▶ [WHAT TO PRODUCE] Retype the entries below word for word, leaving none out.

▶ [MATERIAL FOR THE TASK]

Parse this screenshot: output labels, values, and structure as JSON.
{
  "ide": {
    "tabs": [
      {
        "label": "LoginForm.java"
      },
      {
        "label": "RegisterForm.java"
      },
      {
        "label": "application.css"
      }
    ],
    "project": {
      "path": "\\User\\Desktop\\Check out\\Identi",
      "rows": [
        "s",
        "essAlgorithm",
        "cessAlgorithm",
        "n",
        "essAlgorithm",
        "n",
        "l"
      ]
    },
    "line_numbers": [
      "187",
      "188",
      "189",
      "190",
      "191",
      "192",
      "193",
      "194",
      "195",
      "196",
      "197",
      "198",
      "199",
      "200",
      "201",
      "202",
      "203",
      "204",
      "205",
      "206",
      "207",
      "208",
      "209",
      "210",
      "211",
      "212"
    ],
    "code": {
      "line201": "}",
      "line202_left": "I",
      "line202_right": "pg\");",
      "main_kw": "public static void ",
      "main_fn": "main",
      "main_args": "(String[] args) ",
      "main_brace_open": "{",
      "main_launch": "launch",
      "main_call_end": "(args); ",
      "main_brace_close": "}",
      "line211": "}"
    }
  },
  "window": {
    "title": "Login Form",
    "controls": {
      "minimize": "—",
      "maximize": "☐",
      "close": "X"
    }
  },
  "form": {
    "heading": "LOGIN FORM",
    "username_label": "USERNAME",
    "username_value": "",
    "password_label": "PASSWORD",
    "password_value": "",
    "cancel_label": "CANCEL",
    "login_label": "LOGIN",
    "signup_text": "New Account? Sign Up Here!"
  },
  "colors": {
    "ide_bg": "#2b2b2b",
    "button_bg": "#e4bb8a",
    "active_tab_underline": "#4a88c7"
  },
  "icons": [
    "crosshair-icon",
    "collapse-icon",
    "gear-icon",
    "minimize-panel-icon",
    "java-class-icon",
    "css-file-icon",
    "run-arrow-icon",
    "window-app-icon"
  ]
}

▶ [TASK OUTPUT]
Parse this screenshot: output labels, values, and structure as JSON.
{
  "ide": {
    "tabs": [
      {
        "label": "LoginForm.java"
      },
      {
        "label": "RegisterForm.java"
      },
      {
        "label": "application.css"
      }
    ],
    "project": {
      "path": "\\User\\Desktop\\Check out\\Identi",
      "rows": [
        "s",
        "essAlgorithm",
        "cessAlgorithm",
        "n",
        "essAlgorithm",
        "n",
        "l"
      ]
    },
    "line_numbers": [
      "187",
      "188",
      "189",
      "190",
      "191",
      "192",
      "193",
      "194",
      "195",
      "196",
      "197",
      "198",
      "199",
      "200",
      "201",
      "202",
      "203",
      "204",
      "205",
      "206",
      "207",
      "208",
      "209",
      "210",
      "211",
      "212"
    ],
    "code": {
      "line201": "}",
      "line202_left": "I",
      "line202_right": "pg\");",
      "main_kw": "public static void ",
      "main_fn": "main",
      "main_args": "(String[] args) ",
      "main_brace_open": "{",
      "main_launch": "launch",
      "main_call_end": "(args); ",
      "main_brace_close": "}",
      "line211": "}"
    }
  },
  "window": {
    "title": "Login Form",
    "controls": {
      "minimize": "—",
      "maximize": "☐",
      "close": "X"
    }
  },
  "form": {
    "heading": "LOGIN FORM",
    "username_label": "USERNAME",
    "username_value": "",
    "password_label": "PASSWORD",
    "password_value": "",
    "cancel_label": "CANCEL",
    "login_label": "LOGIN",
    "signup_text": "New Account? Sign Up Here!"
  },
  "colors": {
    "ide_bg": "#2b2b2b",
    "button_bg": "#e4bb8a",
    "active_tab_underline": "#4a88c7"
  },
  "icons": [
    "crosshair-icon",
    "collapse-icon",
    "gear-icon",
    "minimize-panel-icon",
    "java-class-icon",
    "css-file-icon",
    "run-arrow-icon",
    "window-app-icon"
  ]
}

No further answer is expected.